→ **Exercise instructions**
Gather all lines from the material that contain the word "true".
--------------------------------
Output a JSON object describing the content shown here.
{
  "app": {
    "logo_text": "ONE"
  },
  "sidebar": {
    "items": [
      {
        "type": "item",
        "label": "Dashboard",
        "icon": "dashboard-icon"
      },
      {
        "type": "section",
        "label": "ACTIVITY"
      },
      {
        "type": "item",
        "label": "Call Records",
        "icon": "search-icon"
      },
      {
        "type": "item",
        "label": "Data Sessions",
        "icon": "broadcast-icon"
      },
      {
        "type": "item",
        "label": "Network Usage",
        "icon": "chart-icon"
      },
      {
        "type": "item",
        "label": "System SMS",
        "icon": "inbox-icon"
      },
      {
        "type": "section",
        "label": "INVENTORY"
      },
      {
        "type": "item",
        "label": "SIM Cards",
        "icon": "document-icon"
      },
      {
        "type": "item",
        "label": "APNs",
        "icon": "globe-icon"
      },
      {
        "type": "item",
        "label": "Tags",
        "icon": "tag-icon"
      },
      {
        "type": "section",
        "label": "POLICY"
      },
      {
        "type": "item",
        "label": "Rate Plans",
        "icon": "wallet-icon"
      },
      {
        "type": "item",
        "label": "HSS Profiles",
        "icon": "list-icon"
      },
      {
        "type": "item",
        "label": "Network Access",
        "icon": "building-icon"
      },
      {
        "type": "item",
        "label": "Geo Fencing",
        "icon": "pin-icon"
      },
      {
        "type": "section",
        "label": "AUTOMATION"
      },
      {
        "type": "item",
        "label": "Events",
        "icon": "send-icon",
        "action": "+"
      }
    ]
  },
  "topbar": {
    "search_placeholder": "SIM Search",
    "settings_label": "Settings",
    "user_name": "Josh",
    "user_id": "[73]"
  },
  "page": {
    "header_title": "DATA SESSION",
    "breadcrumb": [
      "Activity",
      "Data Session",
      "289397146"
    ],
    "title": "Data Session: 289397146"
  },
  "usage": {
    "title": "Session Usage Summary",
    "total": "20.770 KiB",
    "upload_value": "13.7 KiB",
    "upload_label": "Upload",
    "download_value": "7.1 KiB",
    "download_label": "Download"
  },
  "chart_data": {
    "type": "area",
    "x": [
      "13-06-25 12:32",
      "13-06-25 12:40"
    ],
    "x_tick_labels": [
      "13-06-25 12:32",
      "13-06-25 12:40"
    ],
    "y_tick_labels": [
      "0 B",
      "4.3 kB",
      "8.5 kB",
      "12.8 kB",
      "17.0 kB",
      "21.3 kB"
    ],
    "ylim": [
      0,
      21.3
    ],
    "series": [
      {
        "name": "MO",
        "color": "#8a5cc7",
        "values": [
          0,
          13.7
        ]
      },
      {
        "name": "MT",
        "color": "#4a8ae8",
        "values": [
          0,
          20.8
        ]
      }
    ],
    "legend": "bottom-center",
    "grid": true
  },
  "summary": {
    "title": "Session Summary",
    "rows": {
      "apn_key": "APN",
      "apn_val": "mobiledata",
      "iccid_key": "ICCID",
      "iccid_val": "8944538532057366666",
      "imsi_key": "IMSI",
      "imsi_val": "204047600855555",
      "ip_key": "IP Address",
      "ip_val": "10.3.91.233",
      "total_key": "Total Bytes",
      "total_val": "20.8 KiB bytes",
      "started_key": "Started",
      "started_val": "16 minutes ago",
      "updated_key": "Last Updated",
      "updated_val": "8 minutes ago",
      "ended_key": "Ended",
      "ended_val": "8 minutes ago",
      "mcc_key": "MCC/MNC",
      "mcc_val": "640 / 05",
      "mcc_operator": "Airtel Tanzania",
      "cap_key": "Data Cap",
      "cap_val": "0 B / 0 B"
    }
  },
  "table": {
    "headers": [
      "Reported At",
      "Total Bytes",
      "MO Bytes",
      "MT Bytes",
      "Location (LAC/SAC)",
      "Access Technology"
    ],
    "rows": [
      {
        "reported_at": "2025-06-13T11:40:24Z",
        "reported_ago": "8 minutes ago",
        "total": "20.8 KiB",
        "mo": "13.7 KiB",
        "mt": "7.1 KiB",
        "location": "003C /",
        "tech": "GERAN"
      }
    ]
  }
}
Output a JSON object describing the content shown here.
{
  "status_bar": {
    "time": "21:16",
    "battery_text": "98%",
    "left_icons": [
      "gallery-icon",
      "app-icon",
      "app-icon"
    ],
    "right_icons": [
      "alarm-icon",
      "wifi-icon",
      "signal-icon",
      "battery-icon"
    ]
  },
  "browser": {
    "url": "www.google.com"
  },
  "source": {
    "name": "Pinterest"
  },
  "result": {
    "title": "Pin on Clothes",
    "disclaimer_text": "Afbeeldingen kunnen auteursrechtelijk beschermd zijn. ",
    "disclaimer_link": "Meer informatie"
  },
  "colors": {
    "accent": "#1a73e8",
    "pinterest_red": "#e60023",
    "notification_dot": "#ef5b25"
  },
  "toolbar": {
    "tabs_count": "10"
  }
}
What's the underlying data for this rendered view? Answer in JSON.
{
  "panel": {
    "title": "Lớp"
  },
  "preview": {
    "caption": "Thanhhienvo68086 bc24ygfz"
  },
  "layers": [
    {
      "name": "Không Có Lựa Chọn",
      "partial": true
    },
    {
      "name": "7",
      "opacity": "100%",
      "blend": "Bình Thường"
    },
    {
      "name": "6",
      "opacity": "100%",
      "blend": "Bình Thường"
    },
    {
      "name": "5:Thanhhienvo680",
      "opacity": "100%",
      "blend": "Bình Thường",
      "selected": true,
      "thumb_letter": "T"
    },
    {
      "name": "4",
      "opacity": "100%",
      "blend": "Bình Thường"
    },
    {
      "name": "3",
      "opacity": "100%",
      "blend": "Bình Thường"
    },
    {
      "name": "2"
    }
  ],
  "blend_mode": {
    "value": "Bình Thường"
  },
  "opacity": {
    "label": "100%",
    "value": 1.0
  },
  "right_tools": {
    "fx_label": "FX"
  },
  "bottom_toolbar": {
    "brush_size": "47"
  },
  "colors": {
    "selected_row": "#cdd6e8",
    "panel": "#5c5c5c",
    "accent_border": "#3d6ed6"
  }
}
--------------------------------
→ **Answer below**
    "grid": true
      "partial": true
      "selected": true,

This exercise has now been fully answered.